=== Section Start ===

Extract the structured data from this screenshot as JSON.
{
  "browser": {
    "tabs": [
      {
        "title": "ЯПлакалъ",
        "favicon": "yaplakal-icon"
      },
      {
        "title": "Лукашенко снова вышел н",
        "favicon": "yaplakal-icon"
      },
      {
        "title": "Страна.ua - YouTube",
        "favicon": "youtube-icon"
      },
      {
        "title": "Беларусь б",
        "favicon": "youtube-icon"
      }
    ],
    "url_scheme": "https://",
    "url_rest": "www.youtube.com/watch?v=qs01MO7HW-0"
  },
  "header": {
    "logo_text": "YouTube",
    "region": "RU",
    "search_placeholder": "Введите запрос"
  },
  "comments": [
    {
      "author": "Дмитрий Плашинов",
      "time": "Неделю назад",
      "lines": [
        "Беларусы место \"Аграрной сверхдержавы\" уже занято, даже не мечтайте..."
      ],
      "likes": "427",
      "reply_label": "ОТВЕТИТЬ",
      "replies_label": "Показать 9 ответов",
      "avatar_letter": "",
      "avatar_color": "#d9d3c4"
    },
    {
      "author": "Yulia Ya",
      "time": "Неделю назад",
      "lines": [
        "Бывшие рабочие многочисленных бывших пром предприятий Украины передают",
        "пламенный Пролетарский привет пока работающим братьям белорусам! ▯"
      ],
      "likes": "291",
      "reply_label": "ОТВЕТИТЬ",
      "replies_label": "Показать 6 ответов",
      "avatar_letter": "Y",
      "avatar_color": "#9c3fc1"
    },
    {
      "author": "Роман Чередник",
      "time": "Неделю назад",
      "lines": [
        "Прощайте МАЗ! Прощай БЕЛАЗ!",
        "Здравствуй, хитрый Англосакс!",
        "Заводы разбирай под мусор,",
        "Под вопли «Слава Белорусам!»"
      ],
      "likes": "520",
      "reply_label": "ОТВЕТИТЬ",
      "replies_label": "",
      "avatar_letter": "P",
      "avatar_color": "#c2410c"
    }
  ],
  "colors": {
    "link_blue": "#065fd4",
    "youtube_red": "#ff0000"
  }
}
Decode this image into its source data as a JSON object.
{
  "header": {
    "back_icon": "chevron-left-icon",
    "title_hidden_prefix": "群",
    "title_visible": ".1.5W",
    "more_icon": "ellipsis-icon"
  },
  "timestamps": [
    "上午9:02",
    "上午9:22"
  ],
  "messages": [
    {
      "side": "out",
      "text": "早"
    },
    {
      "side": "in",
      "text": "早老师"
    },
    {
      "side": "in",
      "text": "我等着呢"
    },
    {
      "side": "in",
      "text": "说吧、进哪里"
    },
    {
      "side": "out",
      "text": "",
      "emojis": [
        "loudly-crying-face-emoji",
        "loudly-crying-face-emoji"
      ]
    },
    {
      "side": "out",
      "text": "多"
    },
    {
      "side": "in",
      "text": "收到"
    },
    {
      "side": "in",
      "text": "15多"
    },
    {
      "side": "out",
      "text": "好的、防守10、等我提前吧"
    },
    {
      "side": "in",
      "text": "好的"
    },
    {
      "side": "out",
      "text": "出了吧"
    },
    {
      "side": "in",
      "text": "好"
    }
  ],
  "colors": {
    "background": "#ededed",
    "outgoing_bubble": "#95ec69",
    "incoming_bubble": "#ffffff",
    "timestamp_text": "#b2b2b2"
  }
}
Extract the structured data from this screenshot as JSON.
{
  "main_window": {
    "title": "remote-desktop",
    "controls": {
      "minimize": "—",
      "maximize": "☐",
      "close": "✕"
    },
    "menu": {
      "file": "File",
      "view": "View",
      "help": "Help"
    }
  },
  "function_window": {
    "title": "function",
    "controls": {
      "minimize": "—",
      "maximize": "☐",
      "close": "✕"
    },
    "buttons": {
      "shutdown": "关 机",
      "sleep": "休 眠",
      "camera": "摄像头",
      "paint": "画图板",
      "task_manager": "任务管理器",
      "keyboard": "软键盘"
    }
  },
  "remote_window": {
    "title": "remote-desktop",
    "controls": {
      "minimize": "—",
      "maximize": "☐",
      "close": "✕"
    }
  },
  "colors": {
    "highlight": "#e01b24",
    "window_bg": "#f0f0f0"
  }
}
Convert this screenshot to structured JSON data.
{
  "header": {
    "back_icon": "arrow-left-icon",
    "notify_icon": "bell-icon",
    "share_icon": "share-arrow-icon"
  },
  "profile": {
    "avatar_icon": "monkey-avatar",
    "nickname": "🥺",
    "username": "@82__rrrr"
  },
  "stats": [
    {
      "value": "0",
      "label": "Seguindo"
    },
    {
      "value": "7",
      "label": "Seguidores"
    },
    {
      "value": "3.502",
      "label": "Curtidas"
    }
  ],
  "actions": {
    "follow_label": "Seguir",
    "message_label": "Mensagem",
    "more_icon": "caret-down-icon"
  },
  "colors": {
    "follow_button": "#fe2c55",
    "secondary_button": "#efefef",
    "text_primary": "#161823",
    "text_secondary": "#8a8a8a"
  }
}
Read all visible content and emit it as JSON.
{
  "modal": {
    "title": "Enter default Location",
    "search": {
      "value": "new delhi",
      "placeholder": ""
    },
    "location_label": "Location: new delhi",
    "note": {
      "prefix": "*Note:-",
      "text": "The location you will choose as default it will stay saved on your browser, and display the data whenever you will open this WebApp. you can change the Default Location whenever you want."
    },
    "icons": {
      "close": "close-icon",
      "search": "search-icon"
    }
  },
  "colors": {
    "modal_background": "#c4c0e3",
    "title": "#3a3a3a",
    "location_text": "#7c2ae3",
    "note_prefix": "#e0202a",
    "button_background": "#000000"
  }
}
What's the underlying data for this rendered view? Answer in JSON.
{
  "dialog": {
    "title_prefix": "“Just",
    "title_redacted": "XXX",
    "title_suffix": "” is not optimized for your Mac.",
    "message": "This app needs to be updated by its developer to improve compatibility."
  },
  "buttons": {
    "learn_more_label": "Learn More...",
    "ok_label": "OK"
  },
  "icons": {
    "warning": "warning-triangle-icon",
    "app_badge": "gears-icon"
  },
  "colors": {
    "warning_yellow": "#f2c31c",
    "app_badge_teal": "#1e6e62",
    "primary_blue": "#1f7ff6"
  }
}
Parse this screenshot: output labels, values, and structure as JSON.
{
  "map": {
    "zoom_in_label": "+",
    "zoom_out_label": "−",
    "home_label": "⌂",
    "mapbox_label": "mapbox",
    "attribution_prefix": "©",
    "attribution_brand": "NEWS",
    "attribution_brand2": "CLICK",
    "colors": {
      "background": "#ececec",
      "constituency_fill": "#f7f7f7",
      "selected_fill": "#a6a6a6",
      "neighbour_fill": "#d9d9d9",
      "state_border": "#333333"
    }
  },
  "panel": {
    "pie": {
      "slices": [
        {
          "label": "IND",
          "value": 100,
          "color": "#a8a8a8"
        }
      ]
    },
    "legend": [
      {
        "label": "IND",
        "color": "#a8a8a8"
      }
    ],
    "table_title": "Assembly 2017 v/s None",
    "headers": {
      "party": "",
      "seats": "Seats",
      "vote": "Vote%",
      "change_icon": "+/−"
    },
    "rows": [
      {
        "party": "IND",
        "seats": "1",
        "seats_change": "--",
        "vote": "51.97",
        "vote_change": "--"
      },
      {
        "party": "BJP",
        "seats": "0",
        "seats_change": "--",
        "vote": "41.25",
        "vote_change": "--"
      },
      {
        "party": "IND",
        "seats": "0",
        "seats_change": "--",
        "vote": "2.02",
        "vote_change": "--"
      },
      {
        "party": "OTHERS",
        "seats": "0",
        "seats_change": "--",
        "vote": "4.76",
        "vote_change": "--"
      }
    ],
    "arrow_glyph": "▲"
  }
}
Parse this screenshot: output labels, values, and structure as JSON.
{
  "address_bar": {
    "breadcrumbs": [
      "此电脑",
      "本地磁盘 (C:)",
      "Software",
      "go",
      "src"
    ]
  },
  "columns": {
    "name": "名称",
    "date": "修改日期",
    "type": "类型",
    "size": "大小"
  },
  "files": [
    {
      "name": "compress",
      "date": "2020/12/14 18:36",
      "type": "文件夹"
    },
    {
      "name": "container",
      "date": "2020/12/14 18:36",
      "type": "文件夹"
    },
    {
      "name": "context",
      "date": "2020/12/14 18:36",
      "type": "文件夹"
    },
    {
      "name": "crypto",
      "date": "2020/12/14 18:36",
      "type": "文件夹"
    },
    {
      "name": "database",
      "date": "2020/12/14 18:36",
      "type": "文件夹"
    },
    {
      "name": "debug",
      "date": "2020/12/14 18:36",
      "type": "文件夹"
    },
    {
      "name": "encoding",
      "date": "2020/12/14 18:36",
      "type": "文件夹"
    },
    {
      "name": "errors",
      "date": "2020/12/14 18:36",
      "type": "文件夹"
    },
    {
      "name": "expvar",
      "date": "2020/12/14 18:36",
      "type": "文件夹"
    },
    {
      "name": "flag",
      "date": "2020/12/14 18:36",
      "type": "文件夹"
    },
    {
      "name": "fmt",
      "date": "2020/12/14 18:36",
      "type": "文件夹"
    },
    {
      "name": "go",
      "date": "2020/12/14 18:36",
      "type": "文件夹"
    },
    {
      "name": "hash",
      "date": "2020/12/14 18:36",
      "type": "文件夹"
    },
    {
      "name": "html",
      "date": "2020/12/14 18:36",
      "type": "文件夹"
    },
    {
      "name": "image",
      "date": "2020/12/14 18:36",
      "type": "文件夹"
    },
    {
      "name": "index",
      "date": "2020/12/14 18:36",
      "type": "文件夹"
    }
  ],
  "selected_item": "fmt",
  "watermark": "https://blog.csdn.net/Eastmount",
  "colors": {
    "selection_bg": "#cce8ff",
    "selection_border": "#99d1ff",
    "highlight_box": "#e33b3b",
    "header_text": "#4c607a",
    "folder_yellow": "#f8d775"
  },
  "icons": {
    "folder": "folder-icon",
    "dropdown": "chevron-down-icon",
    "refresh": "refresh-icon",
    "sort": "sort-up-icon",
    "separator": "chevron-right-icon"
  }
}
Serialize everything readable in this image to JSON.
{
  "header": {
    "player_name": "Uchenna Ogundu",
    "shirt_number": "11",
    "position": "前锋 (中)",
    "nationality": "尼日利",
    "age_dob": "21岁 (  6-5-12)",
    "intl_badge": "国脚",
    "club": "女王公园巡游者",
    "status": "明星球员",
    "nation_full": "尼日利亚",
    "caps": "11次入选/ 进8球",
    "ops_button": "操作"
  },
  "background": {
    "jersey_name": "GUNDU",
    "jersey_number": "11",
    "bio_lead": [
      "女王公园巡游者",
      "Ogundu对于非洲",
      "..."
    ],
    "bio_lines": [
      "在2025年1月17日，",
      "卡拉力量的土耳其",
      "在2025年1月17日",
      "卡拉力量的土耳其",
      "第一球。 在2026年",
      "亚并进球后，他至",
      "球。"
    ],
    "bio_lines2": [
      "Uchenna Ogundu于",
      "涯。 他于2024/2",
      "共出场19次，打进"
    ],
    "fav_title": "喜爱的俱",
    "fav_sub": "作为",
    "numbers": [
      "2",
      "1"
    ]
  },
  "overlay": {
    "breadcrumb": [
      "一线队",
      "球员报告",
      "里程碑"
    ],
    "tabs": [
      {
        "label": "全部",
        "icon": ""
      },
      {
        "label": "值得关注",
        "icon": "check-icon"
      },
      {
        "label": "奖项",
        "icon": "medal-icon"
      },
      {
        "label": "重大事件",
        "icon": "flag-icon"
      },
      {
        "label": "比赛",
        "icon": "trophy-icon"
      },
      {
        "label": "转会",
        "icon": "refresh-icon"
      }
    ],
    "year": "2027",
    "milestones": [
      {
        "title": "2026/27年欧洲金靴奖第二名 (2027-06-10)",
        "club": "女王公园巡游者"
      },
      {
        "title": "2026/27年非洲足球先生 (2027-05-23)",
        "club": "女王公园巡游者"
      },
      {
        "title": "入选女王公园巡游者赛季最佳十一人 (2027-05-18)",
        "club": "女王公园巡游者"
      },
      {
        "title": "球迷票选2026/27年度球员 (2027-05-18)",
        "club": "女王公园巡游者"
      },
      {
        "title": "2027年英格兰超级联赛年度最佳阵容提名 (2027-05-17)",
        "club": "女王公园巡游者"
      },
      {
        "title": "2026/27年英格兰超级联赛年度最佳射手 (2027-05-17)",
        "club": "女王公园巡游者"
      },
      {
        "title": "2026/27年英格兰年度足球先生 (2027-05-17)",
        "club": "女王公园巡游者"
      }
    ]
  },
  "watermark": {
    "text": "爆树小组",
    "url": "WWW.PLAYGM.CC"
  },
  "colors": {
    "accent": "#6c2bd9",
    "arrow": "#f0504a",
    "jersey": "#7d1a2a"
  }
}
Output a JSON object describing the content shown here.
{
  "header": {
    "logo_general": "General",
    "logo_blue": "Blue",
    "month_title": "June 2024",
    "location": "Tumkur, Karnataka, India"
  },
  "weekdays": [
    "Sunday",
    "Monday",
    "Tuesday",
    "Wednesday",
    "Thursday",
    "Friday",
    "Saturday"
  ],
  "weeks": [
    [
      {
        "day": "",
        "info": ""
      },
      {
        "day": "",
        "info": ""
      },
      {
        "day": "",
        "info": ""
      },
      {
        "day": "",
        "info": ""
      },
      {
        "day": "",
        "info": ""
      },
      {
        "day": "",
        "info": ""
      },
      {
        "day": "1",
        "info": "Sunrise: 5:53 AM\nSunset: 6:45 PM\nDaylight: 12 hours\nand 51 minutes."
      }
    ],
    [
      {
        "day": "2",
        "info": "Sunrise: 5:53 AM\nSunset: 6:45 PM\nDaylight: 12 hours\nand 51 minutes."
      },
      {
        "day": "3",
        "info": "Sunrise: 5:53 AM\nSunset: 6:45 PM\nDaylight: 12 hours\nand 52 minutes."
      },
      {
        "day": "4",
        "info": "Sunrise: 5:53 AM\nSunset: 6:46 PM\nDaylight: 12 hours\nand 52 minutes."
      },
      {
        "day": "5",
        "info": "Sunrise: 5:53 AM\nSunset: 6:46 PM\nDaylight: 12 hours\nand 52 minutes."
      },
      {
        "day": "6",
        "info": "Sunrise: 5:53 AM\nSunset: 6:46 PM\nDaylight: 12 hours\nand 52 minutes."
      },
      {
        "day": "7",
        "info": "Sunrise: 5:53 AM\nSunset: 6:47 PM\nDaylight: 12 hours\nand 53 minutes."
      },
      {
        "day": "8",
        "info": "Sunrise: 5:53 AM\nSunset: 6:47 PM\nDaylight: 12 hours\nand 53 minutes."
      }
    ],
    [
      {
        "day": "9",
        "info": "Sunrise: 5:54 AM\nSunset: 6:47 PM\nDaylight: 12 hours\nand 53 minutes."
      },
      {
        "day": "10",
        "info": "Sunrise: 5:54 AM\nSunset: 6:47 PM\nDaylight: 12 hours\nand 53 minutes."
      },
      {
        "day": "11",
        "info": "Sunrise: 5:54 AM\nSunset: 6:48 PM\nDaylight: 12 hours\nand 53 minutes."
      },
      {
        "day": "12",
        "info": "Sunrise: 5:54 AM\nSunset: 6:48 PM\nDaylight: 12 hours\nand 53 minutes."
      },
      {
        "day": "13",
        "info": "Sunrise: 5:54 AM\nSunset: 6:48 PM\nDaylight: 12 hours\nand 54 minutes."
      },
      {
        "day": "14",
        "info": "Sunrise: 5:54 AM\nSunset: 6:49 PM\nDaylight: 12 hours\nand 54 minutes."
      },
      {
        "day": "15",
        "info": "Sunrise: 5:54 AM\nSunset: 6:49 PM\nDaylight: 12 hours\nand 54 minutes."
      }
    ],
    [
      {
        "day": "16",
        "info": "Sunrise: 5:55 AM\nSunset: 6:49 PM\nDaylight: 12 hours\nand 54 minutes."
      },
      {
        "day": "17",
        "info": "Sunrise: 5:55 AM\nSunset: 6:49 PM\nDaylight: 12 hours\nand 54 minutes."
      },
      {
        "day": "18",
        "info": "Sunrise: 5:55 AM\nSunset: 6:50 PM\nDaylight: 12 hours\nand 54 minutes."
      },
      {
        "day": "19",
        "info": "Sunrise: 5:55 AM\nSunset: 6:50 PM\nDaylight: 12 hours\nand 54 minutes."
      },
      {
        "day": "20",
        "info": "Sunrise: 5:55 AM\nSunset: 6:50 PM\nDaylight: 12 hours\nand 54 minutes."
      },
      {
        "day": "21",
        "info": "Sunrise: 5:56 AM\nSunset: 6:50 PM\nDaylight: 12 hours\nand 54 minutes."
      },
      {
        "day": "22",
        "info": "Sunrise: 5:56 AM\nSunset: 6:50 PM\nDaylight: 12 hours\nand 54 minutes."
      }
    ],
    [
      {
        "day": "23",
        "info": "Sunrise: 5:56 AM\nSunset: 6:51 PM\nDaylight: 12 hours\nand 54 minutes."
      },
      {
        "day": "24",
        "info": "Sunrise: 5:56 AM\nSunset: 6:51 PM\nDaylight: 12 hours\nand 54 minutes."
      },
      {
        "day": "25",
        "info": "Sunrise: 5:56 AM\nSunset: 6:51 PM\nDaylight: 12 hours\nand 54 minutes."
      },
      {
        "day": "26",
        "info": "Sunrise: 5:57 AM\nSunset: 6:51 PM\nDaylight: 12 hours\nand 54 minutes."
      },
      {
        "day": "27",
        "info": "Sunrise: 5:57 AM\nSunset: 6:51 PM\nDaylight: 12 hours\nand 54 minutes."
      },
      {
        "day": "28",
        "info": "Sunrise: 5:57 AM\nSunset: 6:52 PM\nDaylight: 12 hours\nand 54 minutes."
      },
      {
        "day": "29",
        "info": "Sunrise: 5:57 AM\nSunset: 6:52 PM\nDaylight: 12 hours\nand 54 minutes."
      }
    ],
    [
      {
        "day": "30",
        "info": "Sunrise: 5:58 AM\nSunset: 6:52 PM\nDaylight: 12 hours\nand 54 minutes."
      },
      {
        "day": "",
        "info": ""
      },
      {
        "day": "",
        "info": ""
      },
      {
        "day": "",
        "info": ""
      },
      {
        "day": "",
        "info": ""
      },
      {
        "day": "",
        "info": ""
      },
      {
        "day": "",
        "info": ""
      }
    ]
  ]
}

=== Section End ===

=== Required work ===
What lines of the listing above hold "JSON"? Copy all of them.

=== Answer space ===
Extract the structured data from this screenshot as JSON.
Decode this image into its source data as a JSON object.
Extract the structured data from this screenshot as JSON.
Convert this screenshot to structured JSON data.
Read all visible content and emit it as JSON.
What's the underlying data for this rendered view? Answer in JSON.
Parse this screenshot: output labels, values, and structure as JSON.
Parse this screenshot: output labels, values, and structure as JSON.
Serialize everything readable in this image to JSON.
Output a JSON object describing the content shown here.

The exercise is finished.